Exercise goal
Print the records below exactly. Omit every picture.

(Data extracted from a collection)

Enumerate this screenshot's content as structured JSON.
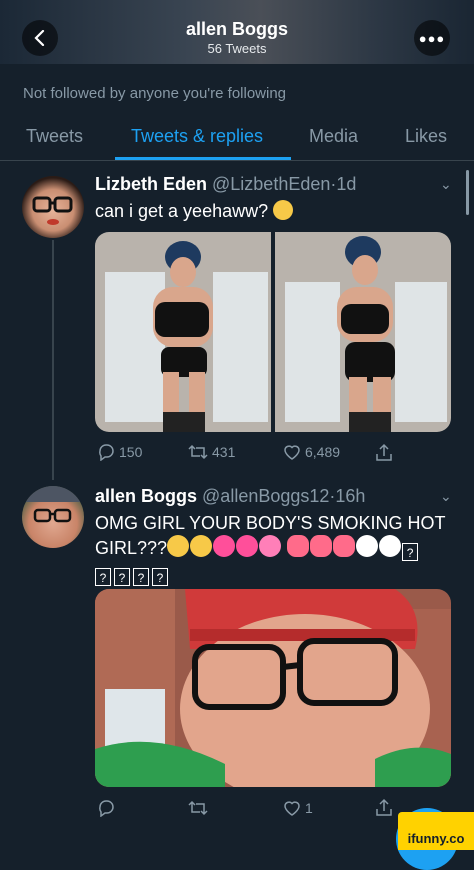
{
  "header": {
    "title": "allen Boggs",
    "subtitle": "56 Tweets"
  },
  "profile": {
    "followed_text": "Not followed by anyone you're following"
  },
  "tabs": [
    {
      "label": "Tweets",
      "active": false
    },
    {
      "label": "Tweets & replies",
      "active": true
    },
    {
      "label": "Media",
      "active": false
    },
    {
      "label": "Likes",
      "active": false
    }
  ],
  "tweets": [
    {
      "name": "Lizbeth Eden",
      "handle": "@LizbethEden",
      "time": "1d",
      "text": "can i get a yeehaww?",
      "emoji": "cowboy-face",
      "actions": {
        "replies": "150",
        "retweets": "431",
        "likes": "6,489"
      }
    },
    {
      "name": "allen Boggs",
      "handle": "@allenBoggs12",
      "time": "16h",
      "text_line1": "OMG GIRL YOUR BODY'S SMOKING HOT",
      "text_line2": "GIRL???",
      "emoji": [
        "hugging-face",
        "hugging-face",
        "sparkling-heart",
        "sparkling-heart",
        "two-hearts",
        "lips",
        "lips",
        "lips",
        "eyes",
        "eyes"
      ],
      "unsupported_glyph": "?",
      "actions": {
        "replies": "",
        "retweets": "",
        "likes": "1"
      }
    }
  ],
  "watermark": {
    "label": "ifunny.co"
  },
  "colors": {
    "background": "#15202b",
    "accent": "#1da1f2",
    "muted": "#8899a6",
    "border": "#38444d"
  }
}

Solution to this exercise
Enumerate this screenshot's content as structured JSON.
{
  "header": {
    "title": "allen Boggs",
    "subtitle": "56 Tweets"
  },
  "profile": {
    "followed_text": "Not followed by anyone you're following"
  },
  "tabs": [
    {
      "label": "Tweets",
      "active": false
    },
    {
      "label": "Tweets & replies",
      "active": true
    },
    {
      "label": "Media",
      "active": false
    },
    {
      "label": "Likes",
      "active": false
    }
  ],
  "tweets": [
    {
      "name": "Lizbeth Eden",
      "handle": "@LizbethEden",
      "time": "1d",
      "text": "can i get a yeehaww?",
      "emoji": "cowboy-face",
      "actions": {
        "replies": "150",
        "retweets": "431",
        "likes": "6,489"
      }
    },
    {
      "name": "allen Boggs",
      "handle": "@allenBoggs12",
      "time": "16h",
      "text_line1": "OMG GIRL YOUR BODY'S SMOKING HOT",
      "text_line2": "GIRL???",
      "emoji": [
        "hugging-face",
        "hugging-face",
        "sparkling-heart",
        "sparkling-heart",
        "two-hearts",
        "lips",
        "lips",
        "lips",
        "eyes",
        "eyes"
      ],
      "unsupported_glyph": "?",
      "actions": {
        "replies": "",
        "retweets": "",
        "likes": "1"
      }
    }
  ],
  "watermark": {
    "label": "ifunny.co"
  },
  "colors": {
    "background": "#15202b",
    "accent": "#1da1f2",
    "muted": "#8899a6",
    "border": "#38444d"
  }
}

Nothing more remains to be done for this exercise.